Required work:
Filter the entries for lines with the word "선택하세요".
#### Data records ####
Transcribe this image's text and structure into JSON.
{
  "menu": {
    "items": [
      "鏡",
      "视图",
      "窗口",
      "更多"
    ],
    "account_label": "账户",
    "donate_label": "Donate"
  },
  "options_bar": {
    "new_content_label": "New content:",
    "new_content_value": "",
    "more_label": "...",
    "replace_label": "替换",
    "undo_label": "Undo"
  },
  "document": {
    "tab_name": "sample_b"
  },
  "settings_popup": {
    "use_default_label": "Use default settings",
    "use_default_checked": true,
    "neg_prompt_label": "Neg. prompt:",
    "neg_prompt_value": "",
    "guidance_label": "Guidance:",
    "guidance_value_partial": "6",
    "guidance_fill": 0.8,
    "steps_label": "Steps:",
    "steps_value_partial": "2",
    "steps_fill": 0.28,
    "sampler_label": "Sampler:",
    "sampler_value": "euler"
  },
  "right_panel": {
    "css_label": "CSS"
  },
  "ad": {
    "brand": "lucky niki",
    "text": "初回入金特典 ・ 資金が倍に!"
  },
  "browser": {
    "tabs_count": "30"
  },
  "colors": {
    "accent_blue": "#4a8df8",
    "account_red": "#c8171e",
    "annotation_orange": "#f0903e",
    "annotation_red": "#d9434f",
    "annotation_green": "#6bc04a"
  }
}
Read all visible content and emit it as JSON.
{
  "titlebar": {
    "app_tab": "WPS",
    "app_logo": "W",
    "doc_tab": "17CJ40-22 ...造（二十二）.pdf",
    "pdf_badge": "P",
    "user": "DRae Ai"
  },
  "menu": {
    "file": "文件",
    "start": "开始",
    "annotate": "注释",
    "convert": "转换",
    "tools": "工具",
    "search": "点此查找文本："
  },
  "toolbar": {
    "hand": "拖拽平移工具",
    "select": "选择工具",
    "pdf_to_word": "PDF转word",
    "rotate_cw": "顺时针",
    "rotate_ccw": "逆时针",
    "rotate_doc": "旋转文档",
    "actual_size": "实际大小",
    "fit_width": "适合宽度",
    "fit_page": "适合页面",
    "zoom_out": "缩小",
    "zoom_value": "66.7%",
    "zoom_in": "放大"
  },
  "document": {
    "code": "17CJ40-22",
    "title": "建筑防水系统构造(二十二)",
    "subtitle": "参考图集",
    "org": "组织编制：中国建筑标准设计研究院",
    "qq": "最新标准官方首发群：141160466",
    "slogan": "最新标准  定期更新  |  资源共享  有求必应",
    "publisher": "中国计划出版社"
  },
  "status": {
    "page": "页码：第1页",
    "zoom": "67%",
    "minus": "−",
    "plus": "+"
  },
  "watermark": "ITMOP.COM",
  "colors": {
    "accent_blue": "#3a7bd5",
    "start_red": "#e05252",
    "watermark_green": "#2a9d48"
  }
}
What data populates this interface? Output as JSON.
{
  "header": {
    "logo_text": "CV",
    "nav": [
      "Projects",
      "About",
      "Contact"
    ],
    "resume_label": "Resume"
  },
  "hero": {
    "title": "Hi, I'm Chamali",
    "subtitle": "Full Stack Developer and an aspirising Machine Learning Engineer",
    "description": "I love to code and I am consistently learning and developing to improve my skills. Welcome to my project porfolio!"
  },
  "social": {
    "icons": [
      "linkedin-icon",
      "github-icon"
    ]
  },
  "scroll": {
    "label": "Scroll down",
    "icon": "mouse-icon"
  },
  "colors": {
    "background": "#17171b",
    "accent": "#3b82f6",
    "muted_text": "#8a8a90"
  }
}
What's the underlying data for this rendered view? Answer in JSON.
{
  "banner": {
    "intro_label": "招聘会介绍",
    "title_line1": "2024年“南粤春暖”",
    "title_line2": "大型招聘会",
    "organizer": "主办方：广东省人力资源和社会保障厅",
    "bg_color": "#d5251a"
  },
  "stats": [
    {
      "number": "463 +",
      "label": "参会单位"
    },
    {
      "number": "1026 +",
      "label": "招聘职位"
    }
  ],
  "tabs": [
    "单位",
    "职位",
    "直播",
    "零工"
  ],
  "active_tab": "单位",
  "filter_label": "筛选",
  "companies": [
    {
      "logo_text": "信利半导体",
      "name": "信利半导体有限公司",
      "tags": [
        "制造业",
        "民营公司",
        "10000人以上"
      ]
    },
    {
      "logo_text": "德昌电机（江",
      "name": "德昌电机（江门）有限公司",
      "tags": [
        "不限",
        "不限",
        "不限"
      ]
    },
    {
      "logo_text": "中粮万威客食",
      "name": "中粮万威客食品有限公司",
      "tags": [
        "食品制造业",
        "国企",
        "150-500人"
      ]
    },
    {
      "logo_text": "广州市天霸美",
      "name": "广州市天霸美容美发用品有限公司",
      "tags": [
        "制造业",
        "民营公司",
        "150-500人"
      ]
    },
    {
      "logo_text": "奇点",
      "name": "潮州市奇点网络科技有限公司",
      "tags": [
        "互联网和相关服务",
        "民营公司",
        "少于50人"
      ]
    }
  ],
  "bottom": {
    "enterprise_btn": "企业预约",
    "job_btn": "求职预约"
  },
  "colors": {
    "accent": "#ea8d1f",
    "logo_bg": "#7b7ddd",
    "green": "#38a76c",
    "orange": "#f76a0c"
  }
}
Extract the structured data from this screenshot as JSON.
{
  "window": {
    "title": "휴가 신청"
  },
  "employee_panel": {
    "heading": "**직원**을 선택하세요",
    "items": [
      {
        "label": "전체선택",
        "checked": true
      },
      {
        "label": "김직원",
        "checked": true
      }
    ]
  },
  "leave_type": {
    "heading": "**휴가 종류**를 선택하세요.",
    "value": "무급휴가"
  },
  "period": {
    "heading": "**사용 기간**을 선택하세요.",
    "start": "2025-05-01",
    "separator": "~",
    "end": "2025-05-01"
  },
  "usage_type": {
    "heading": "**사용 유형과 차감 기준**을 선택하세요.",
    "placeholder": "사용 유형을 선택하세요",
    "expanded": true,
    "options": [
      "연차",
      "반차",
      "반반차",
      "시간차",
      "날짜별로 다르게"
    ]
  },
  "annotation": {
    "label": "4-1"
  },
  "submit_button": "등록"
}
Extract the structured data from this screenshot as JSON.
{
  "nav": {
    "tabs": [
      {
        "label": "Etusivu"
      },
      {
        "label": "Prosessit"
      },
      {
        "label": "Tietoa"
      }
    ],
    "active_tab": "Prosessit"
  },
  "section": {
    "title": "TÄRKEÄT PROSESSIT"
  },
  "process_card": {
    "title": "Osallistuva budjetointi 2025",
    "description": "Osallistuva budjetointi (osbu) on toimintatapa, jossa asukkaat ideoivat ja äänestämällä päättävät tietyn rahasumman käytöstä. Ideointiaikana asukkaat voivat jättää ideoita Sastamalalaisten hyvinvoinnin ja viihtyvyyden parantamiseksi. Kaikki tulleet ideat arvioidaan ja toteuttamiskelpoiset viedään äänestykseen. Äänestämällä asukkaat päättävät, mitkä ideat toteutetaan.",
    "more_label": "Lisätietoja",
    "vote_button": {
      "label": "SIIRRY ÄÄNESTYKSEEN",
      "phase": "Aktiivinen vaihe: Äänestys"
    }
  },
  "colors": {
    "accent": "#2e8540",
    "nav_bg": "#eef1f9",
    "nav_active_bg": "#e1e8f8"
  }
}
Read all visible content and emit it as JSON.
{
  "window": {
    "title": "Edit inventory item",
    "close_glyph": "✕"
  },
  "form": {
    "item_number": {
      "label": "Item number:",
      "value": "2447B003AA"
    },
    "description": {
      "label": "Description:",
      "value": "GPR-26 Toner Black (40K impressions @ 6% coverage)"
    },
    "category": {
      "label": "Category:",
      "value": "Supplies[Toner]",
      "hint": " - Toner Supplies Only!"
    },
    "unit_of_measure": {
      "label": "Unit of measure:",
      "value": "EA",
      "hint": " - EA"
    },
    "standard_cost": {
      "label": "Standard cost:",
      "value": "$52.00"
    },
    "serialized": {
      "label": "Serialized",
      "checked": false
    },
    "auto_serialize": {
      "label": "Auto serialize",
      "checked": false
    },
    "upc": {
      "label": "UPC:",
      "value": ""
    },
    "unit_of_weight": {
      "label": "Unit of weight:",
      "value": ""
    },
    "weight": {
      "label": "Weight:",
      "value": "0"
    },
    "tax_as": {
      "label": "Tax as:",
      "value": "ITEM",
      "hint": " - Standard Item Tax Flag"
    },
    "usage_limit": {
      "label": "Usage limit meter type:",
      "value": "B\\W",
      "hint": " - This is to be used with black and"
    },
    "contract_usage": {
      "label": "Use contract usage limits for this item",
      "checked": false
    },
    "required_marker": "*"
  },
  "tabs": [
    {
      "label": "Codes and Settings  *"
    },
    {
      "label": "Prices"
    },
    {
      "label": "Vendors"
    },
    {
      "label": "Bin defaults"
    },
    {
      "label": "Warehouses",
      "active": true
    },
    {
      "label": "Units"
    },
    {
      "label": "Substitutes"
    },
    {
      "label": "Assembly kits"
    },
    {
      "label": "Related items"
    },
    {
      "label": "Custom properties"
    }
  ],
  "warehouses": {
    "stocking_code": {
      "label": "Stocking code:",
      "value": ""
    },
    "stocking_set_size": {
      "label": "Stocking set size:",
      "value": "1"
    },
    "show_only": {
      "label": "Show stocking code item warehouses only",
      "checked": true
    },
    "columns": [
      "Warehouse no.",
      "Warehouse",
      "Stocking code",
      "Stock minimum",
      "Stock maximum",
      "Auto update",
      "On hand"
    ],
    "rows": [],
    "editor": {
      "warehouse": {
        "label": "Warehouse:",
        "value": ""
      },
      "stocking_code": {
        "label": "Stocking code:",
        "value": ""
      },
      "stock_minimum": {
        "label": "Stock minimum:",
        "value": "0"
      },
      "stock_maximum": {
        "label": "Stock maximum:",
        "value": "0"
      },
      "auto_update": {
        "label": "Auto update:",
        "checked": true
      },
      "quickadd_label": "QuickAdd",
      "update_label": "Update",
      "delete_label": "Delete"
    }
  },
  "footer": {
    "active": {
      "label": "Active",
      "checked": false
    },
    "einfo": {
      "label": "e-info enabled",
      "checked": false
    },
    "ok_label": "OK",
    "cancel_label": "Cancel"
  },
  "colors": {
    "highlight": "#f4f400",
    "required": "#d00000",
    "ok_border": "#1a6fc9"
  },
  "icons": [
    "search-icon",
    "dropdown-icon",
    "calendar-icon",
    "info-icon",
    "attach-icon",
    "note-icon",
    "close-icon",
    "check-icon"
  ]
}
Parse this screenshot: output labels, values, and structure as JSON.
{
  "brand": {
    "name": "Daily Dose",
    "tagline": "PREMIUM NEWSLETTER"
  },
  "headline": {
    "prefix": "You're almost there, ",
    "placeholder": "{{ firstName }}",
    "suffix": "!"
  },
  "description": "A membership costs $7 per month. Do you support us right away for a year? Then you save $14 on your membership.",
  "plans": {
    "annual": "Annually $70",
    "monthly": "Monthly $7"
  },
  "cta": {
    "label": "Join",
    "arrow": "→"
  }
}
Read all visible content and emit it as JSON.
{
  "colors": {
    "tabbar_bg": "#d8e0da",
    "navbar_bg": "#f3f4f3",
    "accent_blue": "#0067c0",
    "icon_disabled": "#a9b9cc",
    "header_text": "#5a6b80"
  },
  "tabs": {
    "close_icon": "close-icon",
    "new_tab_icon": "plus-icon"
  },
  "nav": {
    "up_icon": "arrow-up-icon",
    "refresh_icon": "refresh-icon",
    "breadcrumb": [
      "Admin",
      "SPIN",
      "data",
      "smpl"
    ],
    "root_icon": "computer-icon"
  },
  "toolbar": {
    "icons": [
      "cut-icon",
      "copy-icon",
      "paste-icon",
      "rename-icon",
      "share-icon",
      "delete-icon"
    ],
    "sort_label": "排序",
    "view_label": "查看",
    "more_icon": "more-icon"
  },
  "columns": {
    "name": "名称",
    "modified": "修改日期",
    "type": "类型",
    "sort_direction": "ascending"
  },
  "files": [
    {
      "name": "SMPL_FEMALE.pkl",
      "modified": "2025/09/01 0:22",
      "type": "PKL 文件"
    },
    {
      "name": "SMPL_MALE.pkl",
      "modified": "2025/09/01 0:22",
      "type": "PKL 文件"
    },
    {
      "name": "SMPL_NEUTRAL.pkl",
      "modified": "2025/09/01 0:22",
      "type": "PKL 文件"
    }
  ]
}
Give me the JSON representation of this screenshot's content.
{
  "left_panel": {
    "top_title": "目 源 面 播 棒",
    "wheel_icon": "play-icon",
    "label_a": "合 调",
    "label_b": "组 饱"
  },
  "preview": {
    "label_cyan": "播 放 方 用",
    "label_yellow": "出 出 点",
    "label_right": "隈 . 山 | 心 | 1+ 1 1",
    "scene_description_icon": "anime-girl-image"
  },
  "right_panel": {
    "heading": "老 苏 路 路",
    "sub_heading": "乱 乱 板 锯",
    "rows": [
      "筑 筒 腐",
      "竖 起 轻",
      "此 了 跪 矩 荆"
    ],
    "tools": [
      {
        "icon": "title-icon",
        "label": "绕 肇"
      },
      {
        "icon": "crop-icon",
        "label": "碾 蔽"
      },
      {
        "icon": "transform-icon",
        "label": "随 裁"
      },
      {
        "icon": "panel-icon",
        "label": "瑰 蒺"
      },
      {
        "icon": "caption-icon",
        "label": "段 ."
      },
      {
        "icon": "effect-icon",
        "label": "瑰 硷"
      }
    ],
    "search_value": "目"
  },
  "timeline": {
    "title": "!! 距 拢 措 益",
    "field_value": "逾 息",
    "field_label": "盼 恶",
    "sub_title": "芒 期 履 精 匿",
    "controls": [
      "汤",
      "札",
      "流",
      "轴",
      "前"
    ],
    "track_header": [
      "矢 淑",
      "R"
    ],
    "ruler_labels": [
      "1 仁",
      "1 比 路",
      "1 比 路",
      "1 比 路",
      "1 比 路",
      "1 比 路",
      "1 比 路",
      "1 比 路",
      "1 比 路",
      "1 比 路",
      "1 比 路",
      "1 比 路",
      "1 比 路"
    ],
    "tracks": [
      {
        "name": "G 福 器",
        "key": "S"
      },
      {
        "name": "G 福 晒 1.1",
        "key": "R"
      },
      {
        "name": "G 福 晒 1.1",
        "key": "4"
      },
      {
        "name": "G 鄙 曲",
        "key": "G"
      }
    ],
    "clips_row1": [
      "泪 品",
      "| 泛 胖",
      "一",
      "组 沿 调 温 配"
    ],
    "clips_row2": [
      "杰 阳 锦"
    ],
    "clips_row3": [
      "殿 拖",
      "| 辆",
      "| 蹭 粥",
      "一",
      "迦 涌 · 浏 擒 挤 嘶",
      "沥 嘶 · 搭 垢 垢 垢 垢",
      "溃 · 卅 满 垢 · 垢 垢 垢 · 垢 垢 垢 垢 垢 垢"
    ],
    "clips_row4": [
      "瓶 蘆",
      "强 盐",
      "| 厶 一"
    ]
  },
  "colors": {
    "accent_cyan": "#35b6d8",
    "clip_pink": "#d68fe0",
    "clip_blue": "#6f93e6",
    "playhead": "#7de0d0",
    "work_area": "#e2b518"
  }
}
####
Your response:
    "heading": "**직원**을 선택하세요",
    "heading": "**휴가 종류**를 선택하세요.",
    "heading": "**사용 기간**을 선택하세요.",
    "heading": "**사용 유형과 차감 기준**을 선택하세요.",
    "placeholder": "사용 유형을 선택하세요",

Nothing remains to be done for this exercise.